__THE DATA__:
[Start of Attachment]

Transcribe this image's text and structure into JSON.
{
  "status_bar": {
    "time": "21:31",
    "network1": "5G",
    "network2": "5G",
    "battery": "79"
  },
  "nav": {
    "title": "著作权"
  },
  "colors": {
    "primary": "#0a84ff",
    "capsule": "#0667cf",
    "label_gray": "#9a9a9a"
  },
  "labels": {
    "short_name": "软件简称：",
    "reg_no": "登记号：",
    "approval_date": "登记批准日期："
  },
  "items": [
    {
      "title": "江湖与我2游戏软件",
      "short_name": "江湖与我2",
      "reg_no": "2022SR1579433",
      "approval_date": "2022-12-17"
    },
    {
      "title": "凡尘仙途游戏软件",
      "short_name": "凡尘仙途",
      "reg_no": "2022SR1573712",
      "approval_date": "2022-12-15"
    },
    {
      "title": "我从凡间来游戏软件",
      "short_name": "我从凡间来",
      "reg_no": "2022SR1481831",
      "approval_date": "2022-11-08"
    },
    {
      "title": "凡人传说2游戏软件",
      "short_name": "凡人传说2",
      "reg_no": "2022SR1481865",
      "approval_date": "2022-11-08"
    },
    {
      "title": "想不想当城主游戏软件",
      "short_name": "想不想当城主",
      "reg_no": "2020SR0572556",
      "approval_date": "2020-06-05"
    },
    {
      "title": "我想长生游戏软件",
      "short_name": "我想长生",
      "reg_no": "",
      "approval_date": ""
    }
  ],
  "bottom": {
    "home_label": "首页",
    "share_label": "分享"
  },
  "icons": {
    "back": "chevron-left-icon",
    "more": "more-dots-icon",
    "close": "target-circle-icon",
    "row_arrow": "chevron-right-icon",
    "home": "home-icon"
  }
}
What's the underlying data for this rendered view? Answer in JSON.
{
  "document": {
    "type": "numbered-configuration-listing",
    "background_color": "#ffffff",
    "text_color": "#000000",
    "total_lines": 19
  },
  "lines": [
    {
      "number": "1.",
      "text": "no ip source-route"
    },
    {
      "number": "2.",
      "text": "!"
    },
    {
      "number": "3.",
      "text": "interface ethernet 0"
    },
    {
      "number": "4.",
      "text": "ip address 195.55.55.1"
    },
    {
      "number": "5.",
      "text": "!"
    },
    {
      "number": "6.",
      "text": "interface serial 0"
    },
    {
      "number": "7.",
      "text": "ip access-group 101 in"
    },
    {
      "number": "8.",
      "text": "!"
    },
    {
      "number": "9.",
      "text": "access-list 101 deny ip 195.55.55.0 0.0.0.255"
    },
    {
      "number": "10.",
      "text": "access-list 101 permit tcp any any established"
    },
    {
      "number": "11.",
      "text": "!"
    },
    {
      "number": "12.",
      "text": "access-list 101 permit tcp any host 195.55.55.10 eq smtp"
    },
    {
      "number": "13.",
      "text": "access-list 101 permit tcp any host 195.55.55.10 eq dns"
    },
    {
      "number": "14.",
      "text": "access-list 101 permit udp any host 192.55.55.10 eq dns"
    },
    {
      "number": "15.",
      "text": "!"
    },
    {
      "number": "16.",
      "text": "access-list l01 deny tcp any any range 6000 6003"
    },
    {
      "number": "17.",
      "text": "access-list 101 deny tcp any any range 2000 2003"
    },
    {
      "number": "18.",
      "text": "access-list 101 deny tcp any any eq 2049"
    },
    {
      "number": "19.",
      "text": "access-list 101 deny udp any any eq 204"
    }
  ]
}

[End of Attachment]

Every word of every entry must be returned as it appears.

Transcribe this image's text and structure into JSON.
{
  "status_bar": {
    "time": "21:31",
    "network1": "5G",
    "network2": "5G",
    "battery": "79"
  },
  "nav": {
    "title": "著作权"
  },
  "colors": {
    "primary": "#0a84ff",
    "capsule": "#0667cf",
    "label_gray": "#9a9a9a"
  },
  "labels": {
    "short_name": "软件简称：",
    "reg_no": "登记号：",
    "approval_date": "登记批准日期："
  },
  "items": [
    {
      "title": "江湖与我2游戏软件",
      "short_name": "江湖与我2",
      "reg_no": "2022SR1579433",
      "approval_date": "2022-12-17"
    },
    {
      "title": "凡尘仙途游戏软件",
      "short_name": "凡尘仙途",
      "reg_no": "2022SR1573712",
      "approval_date": "2022-12-15"
    },
    {
      "title": "我从凡间来游戏软件",
      "short_name": "我从凡间来",
      "reg_no": "2022SR1481831",
      "approval_date": "2022-11-08"
    },
    {
      "title": "凡人传说2游戏软件",
      "short_name": "凡人传说2",
      "reg_no": "2022SR1481865",
      "approval_date": "2022-11-08"
    },
    {
      "title": "想不想当城主游戏软件",
      "short_name": "想不想当城主",
      "reg_no": "2020SR0572556",
      "approval_date": "2020-06-05"
    },
    {
      "title": "我想长生游戏软件",
      "short_name": "我想长生",
      "reg_no": "",
      "approval_date": ""
    }
  ],
  "bottom": {
    "home_label": "首页",
    "share_label": "分享"
  },
  "icons": {
    "back": "chevron-left-icon",
    "more": "more-dots-icon",
    "close": "target-circle-icon",
    "row_arrow": "chevron-right-icon",
    "home": "home-icon"
  }
}
What's the underlying data for this rendered view? Answer in JSON.
{
  "document": {
    "type": "numbered-configuration-listing",
    "background_color": "#ffffff",
    "text_color": "#000000",
    "total_lines": 19
  },
  "lines": [
    {
      "number": "1.",
      "text": "no ip source-route"
    },
    {
      "number": "2.",
      "text": "!"
    },
    {
      "number": "3.",
      "text": "interface ethernet 0"
    },
    {
      "number": "4.",
      "text": "ip address 195.55.55.1"
    },
    {
      "number": "5.",
      "text": "!"
    },
    {
      "number": "6.",
      "text": "interface serial 0"
    },
    {
      "number": "7.",
      "text": "ip access-group 101 in"
    },
    {
      "number": "8.",
      "text": "!"
    },
    {
      "number": "9.",
      "text": "access-list 101 deny ip 195.55.55.0 0.0.0.255"
    },
    {
      "number": "10.",
      "text": "access-list 101 permit tcp any any established"
    },
    {
      "number": "11.",
      "text": "!"
    },
    {
      "number": "12.",
      "text": "access-list 101 permit tcp any host 195.55.55.10 eq smtp"
    },
    {
      "number": "13.",
      "text": "access-list 101 permit tcp any host 195.55.55.10 eq dns"
    },
    {
      "number": "14.",
      "text": "access-list 101 permit udp any host 192.55.55.10 eq dns"
    },
    {
      "number": "15.",
      "text": "!"
    },
    {
      "number": "16.",
      "text": "access-list l01 deny tcp any any range 6000 6003"
    },
    {
      "number": "17.",
      "text": "access-list 101 deny tcp any any range 2000 2003"
    },
    {
      "number": "18.",
      "text": "access-list 101 deny tcp any any eq 2049"
    },
    {
      "number": "19.",
      "text": "access-list 101 deny udp any any eq 204"
    }
  ]
}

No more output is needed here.